  • Configuration of the digital ID

    The Web server Apache needs as PEM files:

    1. the unencrypted private key in /path/to/key.pem

    2. the server certificate in /path/to/cert.pem

    3. the intermediate CA certificates in /path/to/chain.pem

    You can give three different files or a single file containg keys and certificates in this order. Names and paths can be chosen freely.

    The CertBot software described above provides these three files in the directory /etc/letsencrypt/live/certname/ under the names privkey.pem, cert.pem, and chain.pem.

    With the configuration statements below can be indicated which files are to be used:

    SSLCertificateKeyFile   /path/to/key.pem
    SSLCertificateFile      /path/to/cert.pem
    SSLCertificateChainFile /path/to/chain.pem

    If you want to use the files provided by the CertBot software directly, please refer to the section “Access permissions to the certificate files” above.

  • Urgently recommended further settings

    Deactivate insecure SSL/TLS protocols:

    SSLProtocol all -SSLv2 -SSLv3 -TLSv1 -TLSv1.1

    Deactivate insecure encryption methods and prefer the best methods[1][3]:

    SSLHonorCipherOrder on

    or, even stricter[2][3], according to the recommendation of the DFN-PKI team:

    SSLHonorCipherOrder on

    The above line SSLCipherSuite "..." only works for connections with TLS 1.2 (and older if not deactivated).
    Ciphers for connections with TLS 1.3 could be customized with an additional line SSLCipherSuite TLSv1.3 "..." if necessary.

    Activate OCSP stapling (please use the same path as with SSLSessionCache):

    SSLUseStapling on
    SSLStaplingReturnResponderErrors off
    SSLStaplingCache shmcb:/..../..../sslstaplingcache(512000)


    [1] As a practical test over several days in 2021 in the university's web server park has shown, all clients that support TLS 1.2 can handle at least one of these encryption methods, so nobody is locked out.

    [2] As a practical test over several days in 2021 in the university's web server park has shown, this tightening of the rules affects only 0,7 % of all accesses, all from outdated systems with known security problems.

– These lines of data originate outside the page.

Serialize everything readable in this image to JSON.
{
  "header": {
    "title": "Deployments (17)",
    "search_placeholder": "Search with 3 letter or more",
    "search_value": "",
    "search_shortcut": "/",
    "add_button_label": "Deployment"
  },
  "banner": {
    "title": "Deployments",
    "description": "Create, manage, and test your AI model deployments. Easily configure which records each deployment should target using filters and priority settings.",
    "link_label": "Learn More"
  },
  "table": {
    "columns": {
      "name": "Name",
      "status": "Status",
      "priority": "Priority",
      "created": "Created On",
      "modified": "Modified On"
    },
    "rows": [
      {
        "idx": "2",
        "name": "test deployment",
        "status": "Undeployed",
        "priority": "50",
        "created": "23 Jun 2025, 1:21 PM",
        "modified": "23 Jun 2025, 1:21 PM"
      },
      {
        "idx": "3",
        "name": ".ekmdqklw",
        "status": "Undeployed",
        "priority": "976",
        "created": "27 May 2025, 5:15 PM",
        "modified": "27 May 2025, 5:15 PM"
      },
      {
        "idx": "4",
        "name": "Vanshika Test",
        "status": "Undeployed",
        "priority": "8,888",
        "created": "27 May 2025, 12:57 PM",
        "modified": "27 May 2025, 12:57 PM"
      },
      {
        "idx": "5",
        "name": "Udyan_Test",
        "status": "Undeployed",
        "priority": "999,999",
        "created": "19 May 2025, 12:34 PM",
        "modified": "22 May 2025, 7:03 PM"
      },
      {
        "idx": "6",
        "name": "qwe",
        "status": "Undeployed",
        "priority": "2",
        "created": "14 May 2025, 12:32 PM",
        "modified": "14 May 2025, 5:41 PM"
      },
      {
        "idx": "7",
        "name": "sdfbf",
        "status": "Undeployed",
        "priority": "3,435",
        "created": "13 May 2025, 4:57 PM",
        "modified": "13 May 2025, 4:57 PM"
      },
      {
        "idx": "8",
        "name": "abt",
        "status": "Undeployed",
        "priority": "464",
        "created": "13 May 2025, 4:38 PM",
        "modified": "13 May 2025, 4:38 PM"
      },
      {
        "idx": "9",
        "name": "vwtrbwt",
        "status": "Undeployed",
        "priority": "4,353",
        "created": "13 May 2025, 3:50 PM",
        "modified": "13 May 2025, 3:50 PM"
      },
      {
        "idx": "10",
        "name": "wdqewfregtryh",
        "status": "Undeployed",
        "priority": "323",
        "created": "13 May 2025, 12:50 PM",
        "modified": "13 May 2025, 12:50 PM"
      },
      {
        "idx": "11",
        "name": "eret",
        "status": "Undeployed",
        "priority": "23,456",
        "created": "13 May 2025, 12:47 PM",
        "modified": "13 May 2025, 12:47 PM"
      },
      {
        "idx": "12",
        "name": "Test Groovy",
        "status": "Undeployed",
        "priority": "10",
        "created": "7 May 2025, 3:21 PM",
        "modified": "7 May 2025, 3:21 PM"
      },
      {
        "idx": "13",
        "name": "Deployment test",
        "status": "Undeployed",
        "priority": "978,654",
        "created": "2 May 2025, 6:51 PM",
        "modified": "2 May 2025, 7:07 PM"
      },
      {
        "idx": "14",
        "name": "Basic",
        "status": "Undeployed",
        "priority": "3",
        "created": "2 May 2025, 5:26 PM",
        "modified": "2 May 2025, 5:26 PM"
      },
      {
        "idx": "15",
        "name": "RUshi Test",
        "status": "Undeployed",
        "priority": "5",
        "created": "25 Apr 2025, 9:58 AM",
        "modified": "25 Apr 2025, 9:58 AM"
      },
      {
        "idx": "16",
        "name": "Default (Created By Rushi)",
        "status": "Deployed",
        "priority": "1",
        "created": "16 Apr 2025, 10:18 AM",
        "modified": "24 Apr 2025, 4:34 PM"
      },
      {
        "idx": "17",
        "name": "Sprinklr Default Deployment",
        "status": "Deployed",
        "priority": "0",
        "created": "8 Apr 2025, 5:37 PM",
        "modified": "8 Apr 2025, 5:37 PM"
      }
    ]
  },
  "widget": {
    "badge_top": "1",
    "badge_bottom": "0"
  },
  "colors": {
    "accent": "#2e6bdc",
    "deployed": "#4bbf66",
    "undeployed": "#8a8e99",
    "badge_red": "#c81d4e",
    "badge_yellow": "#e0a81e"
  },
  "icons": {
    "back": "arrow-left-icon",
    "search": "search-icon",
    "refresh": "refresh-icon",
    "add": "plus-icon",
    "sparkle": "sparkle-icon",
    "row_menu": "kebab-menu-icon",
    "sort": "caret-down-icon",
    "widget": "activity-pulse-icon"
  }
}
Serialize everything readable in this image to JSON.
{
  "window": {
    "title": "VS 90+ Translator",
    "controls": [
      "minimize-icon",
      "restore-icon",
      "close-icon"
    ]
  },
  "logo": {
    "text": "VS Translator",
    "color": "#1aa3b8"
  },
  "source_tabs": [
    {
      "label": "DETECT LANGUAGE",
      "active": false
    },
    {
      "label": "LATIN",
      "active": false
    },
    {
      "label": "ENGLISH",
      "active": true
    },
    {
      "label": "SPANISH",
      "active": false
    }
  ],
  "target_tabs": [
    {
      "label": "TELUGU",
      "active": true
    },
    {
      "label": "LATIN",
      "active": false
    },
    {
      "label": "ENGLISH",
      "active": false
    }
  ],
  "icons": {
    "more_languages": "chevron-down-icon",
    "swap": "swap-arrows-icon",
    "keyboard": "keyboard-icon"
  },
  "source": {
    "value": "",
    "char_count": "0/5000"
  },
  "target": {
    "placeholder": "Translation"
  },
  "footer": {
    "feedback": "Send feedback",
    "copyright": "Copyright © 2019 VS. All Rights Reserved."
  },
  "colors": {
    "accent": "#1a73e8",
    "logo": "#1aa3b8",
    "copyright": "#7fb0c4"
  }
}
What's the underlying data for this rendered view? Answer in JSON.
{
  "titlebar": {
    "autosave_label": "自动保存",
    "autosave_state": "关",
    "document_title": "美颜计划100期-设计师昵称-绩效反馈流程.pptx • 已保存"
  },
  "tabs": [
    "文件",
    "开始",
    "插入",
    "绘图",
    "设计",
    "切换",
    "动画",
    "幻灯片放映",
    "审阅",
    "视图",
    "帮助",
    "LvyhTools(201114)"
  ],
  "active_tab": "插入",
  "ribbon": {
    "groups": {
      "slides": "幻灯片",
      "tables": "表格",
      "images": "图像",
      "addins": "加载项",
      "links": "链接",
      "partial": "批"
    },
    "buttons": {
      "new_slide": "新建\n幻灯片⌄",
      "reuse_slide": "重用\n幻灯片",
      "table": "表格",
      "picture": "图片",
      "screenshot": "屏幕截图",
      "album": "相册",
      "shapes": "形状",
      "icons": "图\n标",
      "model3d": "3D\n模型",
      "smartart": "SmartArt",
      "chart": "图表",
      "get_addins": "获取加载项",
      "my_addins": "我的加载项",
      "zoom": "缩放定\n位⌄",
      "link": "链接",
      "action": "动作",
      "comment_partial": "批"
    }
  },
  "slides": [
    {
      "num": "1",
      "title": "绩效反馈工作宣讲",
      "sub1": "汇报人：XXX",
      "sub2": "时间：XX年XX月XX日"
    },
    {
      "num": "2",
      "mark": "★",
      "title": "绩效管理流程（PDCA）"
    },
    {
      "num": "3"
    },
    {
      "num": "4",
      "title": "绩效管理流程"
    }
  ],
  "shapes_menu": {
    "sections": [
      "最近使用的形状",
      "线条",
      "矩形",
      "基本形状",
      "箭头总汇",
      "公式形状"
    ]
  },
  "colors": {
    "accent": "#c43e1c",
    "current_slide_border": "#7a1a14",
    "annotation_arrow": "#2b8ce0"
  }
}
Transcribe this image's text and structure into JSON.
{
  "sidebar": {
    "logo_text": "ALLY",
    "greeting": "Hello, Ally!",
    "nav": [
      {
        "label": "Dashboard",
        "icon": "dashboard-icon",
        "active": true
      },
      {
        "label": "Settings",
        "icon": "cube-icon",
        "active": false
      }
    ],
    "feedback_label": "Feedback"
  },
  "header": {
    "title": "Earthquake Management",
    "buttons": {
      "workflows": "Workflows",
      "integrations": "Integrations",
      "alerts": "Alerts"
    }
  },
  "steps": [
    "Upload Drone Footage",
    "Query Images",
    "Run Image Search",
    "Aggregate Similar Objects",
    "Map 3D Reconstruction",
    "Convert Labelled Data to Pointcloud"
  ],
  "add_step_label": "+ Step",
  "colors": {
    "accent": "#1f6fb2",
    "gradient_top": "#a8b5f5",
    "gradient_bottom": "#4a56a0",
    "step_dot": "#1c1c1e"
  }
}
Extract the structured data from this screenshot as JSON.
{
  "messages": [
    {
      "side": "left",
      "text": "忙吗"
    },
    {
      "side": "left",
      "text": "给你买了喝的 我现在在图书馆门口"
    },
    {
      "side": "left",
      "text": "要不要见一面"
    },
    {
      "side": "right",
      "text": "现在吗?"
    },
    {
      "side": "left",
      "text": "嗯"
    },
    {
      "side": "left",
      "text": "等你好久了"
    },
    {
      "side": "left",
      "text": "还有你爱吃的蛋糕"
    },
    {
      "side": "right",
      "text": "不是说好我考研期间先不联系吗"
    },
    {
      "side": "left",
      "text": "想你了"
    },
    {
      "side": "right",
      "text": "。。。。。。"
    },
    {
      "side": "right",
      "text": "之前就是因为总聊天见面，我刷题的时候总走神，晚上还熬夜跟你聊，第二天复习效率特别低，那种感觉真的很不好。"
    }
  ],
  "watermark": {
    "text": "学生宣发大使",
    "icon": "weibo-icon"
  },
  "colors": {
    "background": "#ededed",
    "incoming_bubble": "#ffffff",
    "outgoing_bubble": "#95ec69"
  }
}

    [3] Apache uses the OpenSSL writing of the names. The original names are: